Recorded information:
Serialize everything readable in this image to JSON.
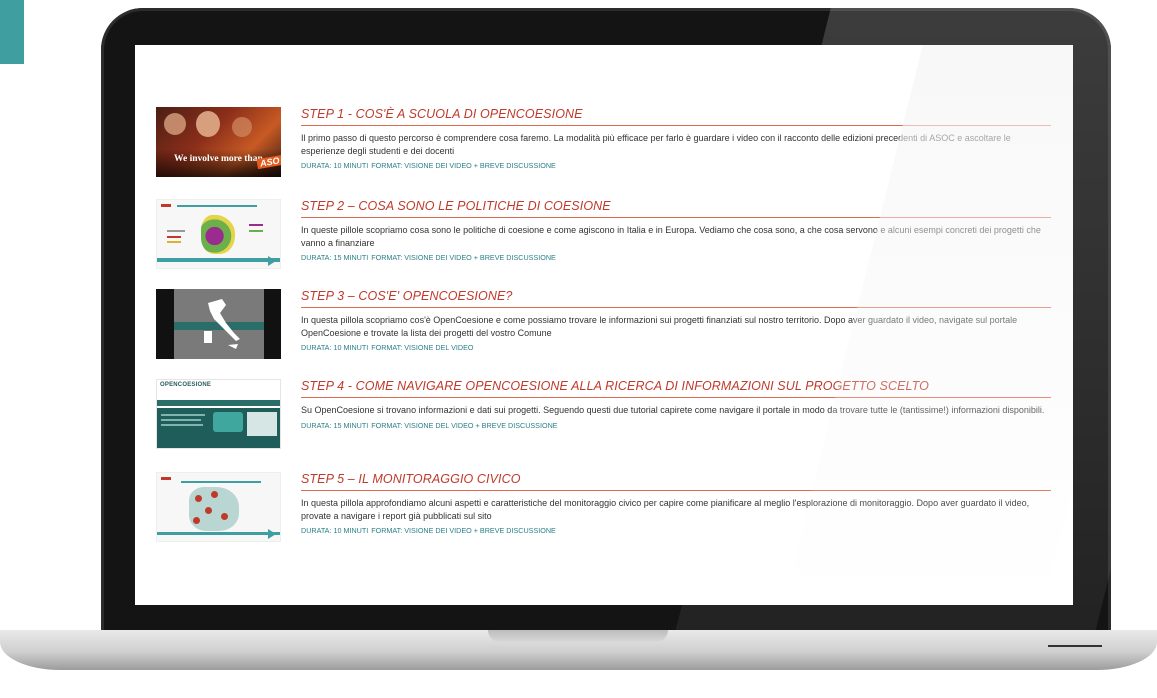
{
  "steps": [
    {
      "title": "STEP 1 - COS'È A SCUOLA DI OPENCOESIONE",
      "description": "Il primo passo di questo percorso è comprendere cosa faremo. La modalità più efficace per farlo è guardare i video con il racconto delle edizioni precedenti di ASOC e ascoltare le esperienze degli studenti e dei docenti",
      "duration": "DURATA: 10 MINUTI",
      "format": "FORMAT: VISIONE DEI VIDEO + BREVE DISCUSSIONE",
      "thumb_text": "We involve more than",
      "thumb_tag": "ASO"
    },
    {
      "title": "STEP 2 – COSA SONO LE POLITICHE DI COESIONE",
      "description": "In queste pillole scopriamo cosa sono le politiche di coesione e come agiscono in Italia e in Europa. Vediamo che cosa sono, a che cosa servono e alcuni esempi concreti dei progetti che vanno a finanziare",
      "duration": "DURATA: 15 MINUTI",
      "format": "FORMAT: VISIONE DEI VIDEO + BREVE DISCUSSIONE"
    },
    {
      "title": "STEP 3 – COS'E' OPENCOESIONE?",
      "description": "In questa pillola scopriamo cos'è OpenCoesione e come possiamo trovare le informazioni sui progetti finanziati sul nostro territorio. Dopo aver guardato il video, navigate sul portale OpenCoesione e trovate la lista dei progetti del vostro Comune",
      "duration": "DURATA: 10 MINUTI",
      "format": "FORMAT: VISIONE DEL VIDEO"
    },
    {
      "title": "STEP 4 - COME NAVIGARE OPENCOESIONE ALLA RICERCA DI INFORMAZIONI SUL PROGETTO SCELTO",
      "description": "Su OpenCoesione si trovano informazioni e dati sui progetti. Seguendo questi due tutorial capirete come navigare il portale in modo da trovare tutte le (tantissime!) informazioni disponibili.",
      "duration": "DURATA: 15 MINUTI",
      "format": "FORMAT: VISIONE DEL VIDEO + BREVE DISCUSSIONE",
      "thumb_logo": "OPENCOESIONE"
    },
    {
      "title": "STEP 5 – IL MONITORAGGIO CIVICO",
      "description": "In questa pillola approfondiamo alcuni aspetti e caratteristiche del monitoraggio civico per capire come pianificare al meglio l'esplorazione di monitoraggio. Dopo aver guardato il video, provate a navigare i report già pubblicati sul sito",
      "duration": "DURATA: 10 MINUTI",
      "format": "FORMAT: VISIONE DEI VIDEO + BREVE DISCUSSIONE"
    }
  ],
  "colors": {
    "title": "#c0392b",
    "meta": "#2a7f86",
    "accent_teal": "#3f9ea0"
  }
}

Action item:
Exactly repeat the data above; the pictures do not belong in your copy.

Exercise output:
Serialize everything readable in this image to JSON.
{
  "steps": [
    {
      "title": "STEP 1 - COS'È A SCUOLA DI OPENCOESIONE",
      "description": "Il primo passo di questo percorso è comprendere cosa faremo. La modalità più efficace per farlo è guardare i video con il racconto delle edizioni precedenti di ASOC e ascoltare le esperienze degli studenti e dei docenti",
      "duration": "DURATA: 10 MINUTI",
      "format": "FORMAT: VISIONE DEI VIDEO + BREVE DISCUSSIONE",
      "thumb_text": "We involve more than",
      "thumb_tag": "ASO"
    },
    {
      "title": "STEP 2 – COSA SONO LE POLITICHE DI COESIONE",
      "description": "In queste pillole scopriamo cosa sono le politiche di coesione e come agiscono in Italia e in Europa. Vediamo che cosa sono, a che cosa servono e alcuni esempi concreti dei progetti che vanno a finanziare",
      "duration": "DURATA: 15 MINUTI",
      "format": "FORMAT: VISIONE DEI VIDEO + BREVE DISCUSSIONE"
    },
    {
      "title": "STEP 3 – COS'E' OPENCOESIONE?",
      "description": "In questa pillola scopriamo cos'è OpenCoesione e come possiamo trovare le informazioni sui progetti finanziati sul nostro territorio. Dopo aver guardato il video, navigate sul portale OpenCoesione e trovate la lista dei progetti del vostro Comune",
      "duration": "DURATA: 10 MINUTI",
      "format": "FORMAT: VISIONE DEL VIDEO"
    },
    {
      "title": "STEP 4 - COME NAVIGARE OPENCOESIONE ALLA RICERCA DI INFORMAZIONI SUL PROGETTO SCELTO",
      "description": "Su OpenCoesione si trovano informazioni e dati sui progetti. Seguendo questi due tutorial capirete come navigare il portale in modo da trovare tutte le (tantissime!) informazioni disponibili.",
      "duration": "DURATA: 15 MINUTI",
      "format": "FORMAT: VISIONE DEL VIDEO + BREVE DISCUSSIONE",
      "thumb_logo": "OPENCOESIONE"
    },
    {
      "title": "STEP 5 – IL MONITORAGGIO CIVICO",
      "description": "In questa pillola approfondiamo alcuni aspetti e caratteristiche del monitoraggio civico per capire come pianificare al meglio l'esplorazione di monitoraggio. Dopo aver guardato il video, provate a navigare i report già pubblicati sul sito",
      "duration": "DURATA: 10 MINUTI",
      "format": "FORMAT: VISIONE DEI VIDEO + BREVE DISCUSSIONE"
    }
  ],
  "colors": {
    "title": "#c0392b",
    "meta": "#2a7f86",
    "accent_teal": "#3f9ea0"
  }
}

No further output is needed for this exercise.